### Work order
Reproduce every entry exactly.

##### Extracted material #####

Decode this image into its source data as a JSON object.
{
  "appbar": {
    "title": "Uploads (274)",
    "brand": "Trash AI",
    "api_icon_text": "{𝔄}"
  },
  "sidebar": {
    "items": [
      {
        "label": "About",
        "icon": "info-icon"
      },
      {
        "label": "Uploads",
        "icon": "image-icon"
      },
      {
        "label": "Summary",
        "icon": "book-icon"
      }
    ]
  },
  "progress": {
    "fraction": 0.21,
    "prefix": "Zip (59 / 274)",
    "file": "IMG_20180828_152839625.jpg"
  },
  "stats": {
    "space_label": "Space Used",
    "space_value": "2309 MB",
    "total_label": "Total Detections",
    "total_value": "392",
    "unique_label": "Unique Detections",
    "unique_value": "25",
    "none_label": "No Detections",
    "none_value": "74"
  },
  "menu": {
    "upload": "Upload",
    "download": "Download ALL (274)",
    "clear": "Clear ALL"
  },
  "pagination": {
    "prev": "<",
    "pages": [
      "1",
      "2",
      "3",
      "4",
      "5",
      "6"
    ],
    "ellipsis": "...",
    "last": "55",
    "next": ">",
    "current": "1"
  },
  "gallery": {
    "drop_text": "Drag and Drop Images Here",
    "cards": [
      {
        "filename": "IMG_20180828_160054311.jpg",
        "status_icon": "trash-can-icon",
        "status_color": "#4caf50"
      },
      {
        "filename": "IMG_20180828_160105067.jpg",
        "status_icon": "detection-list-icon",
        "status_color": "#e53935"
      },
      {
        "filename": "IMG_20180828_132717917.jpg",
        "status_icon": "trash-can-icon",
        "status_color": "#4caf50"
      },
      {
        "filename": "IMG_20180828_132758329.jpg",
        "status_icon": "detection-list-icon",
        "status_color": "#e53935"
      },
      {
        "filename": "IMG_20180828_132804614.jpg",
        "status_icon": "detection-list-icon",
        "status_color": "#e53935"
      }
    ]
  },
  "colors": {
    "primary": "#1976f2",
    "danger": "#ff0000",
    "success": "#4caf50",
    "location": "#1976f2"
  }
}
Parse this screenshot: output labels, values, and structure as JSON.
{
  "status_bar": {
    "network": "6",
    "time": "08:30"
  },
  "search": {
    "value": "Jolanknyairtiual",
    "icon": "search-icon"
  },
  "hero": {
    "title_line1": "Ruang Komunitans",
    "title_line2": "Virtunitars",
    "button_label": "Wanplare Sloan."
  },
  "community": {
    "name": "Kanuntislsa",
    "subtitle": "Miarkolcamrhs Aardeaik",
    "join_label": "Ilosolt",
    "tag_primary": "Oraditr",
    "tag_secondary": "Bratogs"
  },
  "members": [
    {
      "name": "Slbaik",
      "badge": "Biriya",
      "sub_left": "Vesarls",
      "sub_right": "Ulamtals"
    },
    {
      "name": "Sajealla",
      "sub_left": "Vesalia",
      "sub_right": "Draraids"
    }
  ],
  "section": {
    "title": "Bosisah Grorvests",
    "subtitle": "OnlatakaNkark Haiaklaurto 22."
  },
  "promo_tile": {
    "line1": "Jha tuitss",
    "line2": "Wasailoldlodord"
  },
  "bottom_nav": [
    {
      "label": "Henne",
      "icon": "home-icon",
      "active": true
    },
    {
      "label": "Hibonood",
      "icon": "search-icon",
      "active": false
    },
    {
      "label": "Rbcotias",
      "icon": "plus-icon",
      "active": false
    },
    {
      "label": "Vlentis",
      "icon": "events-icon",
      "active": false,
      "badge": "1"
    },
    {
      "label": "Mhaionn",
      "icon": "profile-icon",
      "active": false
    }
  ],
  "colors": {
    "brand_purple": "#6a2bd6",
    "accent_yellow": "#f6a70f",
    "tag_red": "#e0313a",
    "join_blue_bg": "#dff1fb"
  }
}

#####

### Solution
Decode this image into its source data as a JSON object.
{
  "appbar": {
    "title": "Uploads (274)",
    "brand": "Trash AI",
    "api_icon_text": "{𝔄}"
  },
  "sidebar": {
    "items": [
      {
        "label": "About",
        "icon": "info-icon"
      },
      {
        "label": "Uploads",
        "icon": "image-icon"
      },
      {
        "label": "Summary",
        "icon": "book-icon"
      }
    ]
  },
  "progress": {
    "fraction": 0.21,
    "prefix": "Zip (59 / 274)",
    "file": "IMG_20180828_152839625.jpg"
  },
  "stats": {
    "space_label": "Space Used",
    "space_value": "2309 MB",
    "total_label": "Total Detections",
    "total_value": "392",
    "unique_label": "Unique Detections",
    "unique_value": "25",
    "none_label": "No Detections",
    "none_value": "74"
  },
  "menu": {
    "upload": "Upload",
    "download": "Download ALL (274)",
    "clear": "Clear ALL"
  },
  "pagination": {
    "prev": "<",
    "pages": [
      "1",
      "2",
      "3",
      "4",
      "5",
      "6"
    ],
    "ellipsis": "...",
    "last": "55",
    "next": ">",
    "current": "1"
  },
  "gallery": {
    "drop_text": "Drag and Drop Images Here",
    "cards": [
      {
        "filename": "IMG_20180828_160054311.jpg",
        "status_icon": "trash-can-icon",
        "status_color": "#4caf50"
      },
      {
        "filename": "IMG_20180828_160105067.jpg",
        "status_icon": "detection-list-icon",
        "status_color": "#e53935"
      },
      {
        "filename": "IMG_20180828_132717917.jpg",
        "status_icon": "trash-can-icon",
        "status_color": "#4caf50"
      },
      {
        "filename": "IMG_20180828_132758329.jpg",
        "status_icon": "detection-list-icon",
        "status_color": "#e53935"
      },
      {
        "filename": "IMG_20180828_132804614.jpg",
        "status_icon": "detection-list-icon",
        "status_color": "#e53935"
      }
    ]
  },
  "colors": {
    "primary": "#1976f2",
    "danger": "#ff0000",
    "success": "#4caf50",
    "location": "#1976f2"
  }
}
Parse this screenshot: output labels, values, and structure as JSON.
{
  "status_bar": {
    "network": "6",
    "time": "08:30"
  },
  "search": {
    "value": "Jolanknyairtiual",
    "icon": "search-icon"
  },
  "hero": {
    "title_line1": "Ruang Komunitans",
    "title_line2": "Virtunitars",
    "button_label": "Wanplare Sloan."
  },
  "community": {
    "name": "Kanuntislsa",
    "subtitle": "Miarkolcamrhs Aardeaik",
    "join_label": "Ilosolt",
    "tag_primary": "Oraditr",
    "tag_secondary": "Bratogs"
  },
  "members": [
    {
      "name": "Slbaik",
      "badge": "Biriya",
      "sub_left": "Vesarls",
      "sub_right": "Ulamtals"
    },
    {
      "name": "Sajealla",
      "sub_left": "Vesalia",
      "sub_right": "Draraids"
    }
  ],
  "section": {
    "title": "Bosisah Grorvests",
    "subtitle": "OnlatakaNkark Haiaklaurto 22."
  },
  "promo_tile": {
    "line1": "Jha tuitss",
    "line2": "Wasailoldlodord"
  },
  "bottom_nav": [
    {
      "label": "Henne",
      "icon": "home-icon",
      "active": true
    },
    {
      "label": "Hibonood",
      "icon": "search-icon",
      "active": false
    },
    {
      "label": "Rbcotias",
      "icon": "plus-icon",
      "active": false
    },
    {
      "label": "Vlentis",
      "icon": "events-icon",
      "active": false,
      "badge": "1"
    },
    {
      "label": "Mhaionn",
      "icon": "profile-icon",
      "active": false
    }
  ],
  "colors": {
    "brand_purple": "#6a2bd6",
    "accent_yellow": "#f6a70f",
    "tag_red": "#e0313a",
    "join_blue_bg": "#dff1fb"
  }
}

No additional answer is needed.